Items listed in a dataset
= Beginning of Section =

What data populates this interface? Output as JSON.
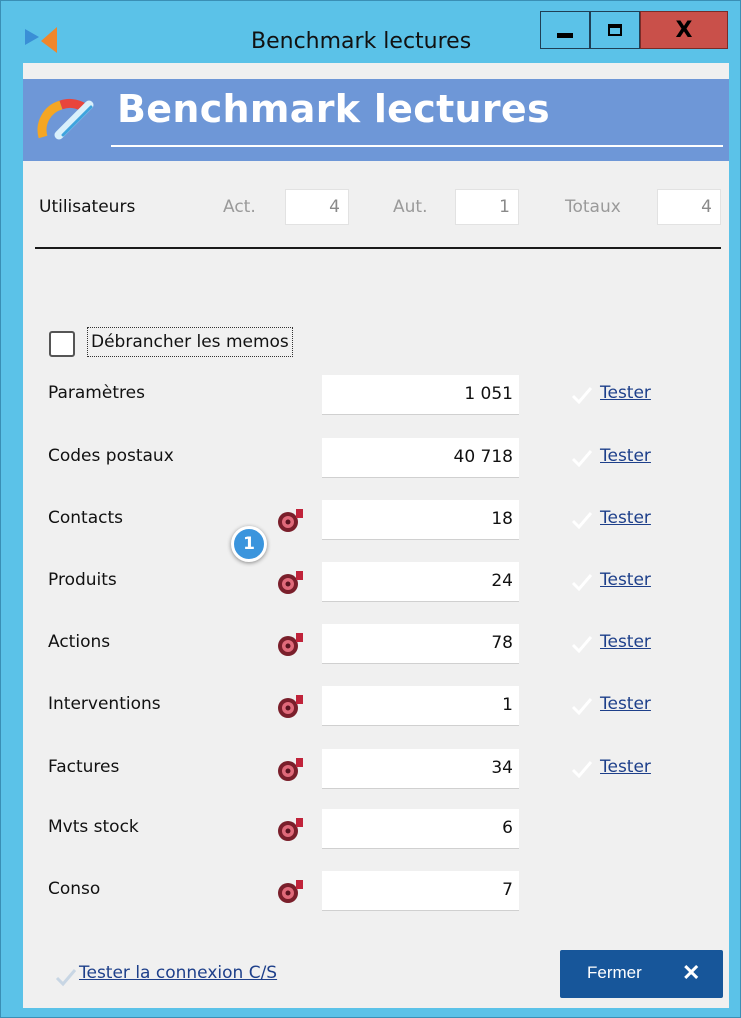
{
  "window": {
    "title": "Benchmark lectures",
    "close_glyph": "X",
    "colors": {
      "frame": "#5bc2e8",
      "close": "#c9504a"
    }
  },
  "banner": {
    "title": "Benchmark lectures",
    "icon": "speedometer-icon",
    "color": "#6e97d7"
  },
  "users": {
    "label": "Utilisateurs",
    "act_label": "Act.",
    "act_value": "4",
    "aut_label": "Aut.",
    "aut_value": "1",
    "total_label": "Totaux",
    "total_value": "4"
  },
  "memos_checkbox": {
    "label": "Débrancher les memos",
    "checked": false
  },
  "rows": [
    {
      "label": "Paramètres",
      "value": "1 051",
      "has_icon": false,
      "has_test": true,
      "test_label": "Tester"
    },
    {
      "label": "Codes postaux",
      "value": "40 718",
      "has_icon": false,
      "has_test": true,
      "test_label": "Tester"
    },
    {
      "label": "Contacts",
      "value": "18",
      "has_icon": true,
      "has_test": true,
      "test_label": "Tester"
    },
    {
      "label": "Produits",
      "value": "24",
      "has_icon": true,
      "has_test": true,
      "test_label": "Tester"
    },
    {
      "label": "Actions",
      "value": "78",
      "has_icon": true,
      "has_test": true,
      "test_label": "Tester"
    },
    {
      "label": "Interventions",
      "value": "1",
      "has_icon": true,
      "has_test": true,
      "test_label": "Tester"
    },
    {
      "label": "Factures",
      "value": "34",
      "has_icon": true,
      "has_test": true,
      "test_label": "Tester"
    },
    {
      "label": "Mvts stock",
      "value": "6",
      "has_icon": true,
      "has_test": false
    },
    {
      "label": "Conso",
      "value": "7",
      "has_icon": true,
      "has_test": false
    }
  ],
  "callout_badge": "1",
  "footer": {
    "test_link": "Tester la connexion C/S",
    "close_label": "Fermer",
    "close_glyph": "✕",
    "close_color": "#17569a"
  }
}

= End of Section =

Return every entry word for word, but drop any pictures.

What data populates this interface? Output as JSON.
{
  "window": {
    "title": "Benchmark lectures",
    "close_glyph": "X",
    "colors": {
      "frame": "#5bc2e8",
      "close": "#c9504a"
    }
  },
  "banner": {
    "title": "Benchmark lectures",
    "icon": "speedometer-icon",
    "color": "#6e97d7"
  },
  "users": {
    "label": "Utilisateurs",
    "act_label": "Act.",
    "act_value": "4",
    "aut_label": "Aut.",
    "aut_value": "1",
    "total_label": "Totaux",
    "total_value": "4"
  },
  "memos_checkbox": {
    "label": "Débrancher les memos",
    "checked": false
  },
  "rows": [
    {
      "label": "Paramètres",
      "value": "1 051",
      "has_icon": false,
      "has_test": true,
      "test_label": "Tester"
    },
    {
      "label": "Codes postaux",
      "value": "40 718",
      "has_icon": false,
      "has_test": true,
      "test_label": "Tester"
    },
    {
      "label": "Contacts",
      "value": "18",
      "has_icon": true,
      "has_test": true,
      "test_label": "Tester"
    },
    {
      "label": "Produits",
      "value": "24",
      "has_icon": true,
      "has_test": true,
      "test_label": "Tester"
    },
    {
      "label": "Actions",
      "value": "78",
      "has_icon": true,
      "has_test": true,
      "test_label": "Tester"
    },
    {
      "label": "Interventions",
      "value": "1",
      "has_icon": true,
      "has_test": true,
      "test_label": "Tester"
    },
    {
      "label": "Factures",
      "value": "34",
      "has_icon": true,
      "has_test": true,
      "test_label": "Tester"
    },
    {
      "label": "Mvts stock",
      "value": "6",
      "has_icon": true,
      "has_test": false
    },
    {
      "label": "Conso",
      "value": "7",
      "has_icon": true,
      "has_test": false
    }
  ],
  "callout_badge": "1",
  "footer": {
    "test_link": "Tester la connexion C/S",
    "close_label": "Fermer",
    "close_glyph": "✕",
    "close_color": "#17569a"
  }
}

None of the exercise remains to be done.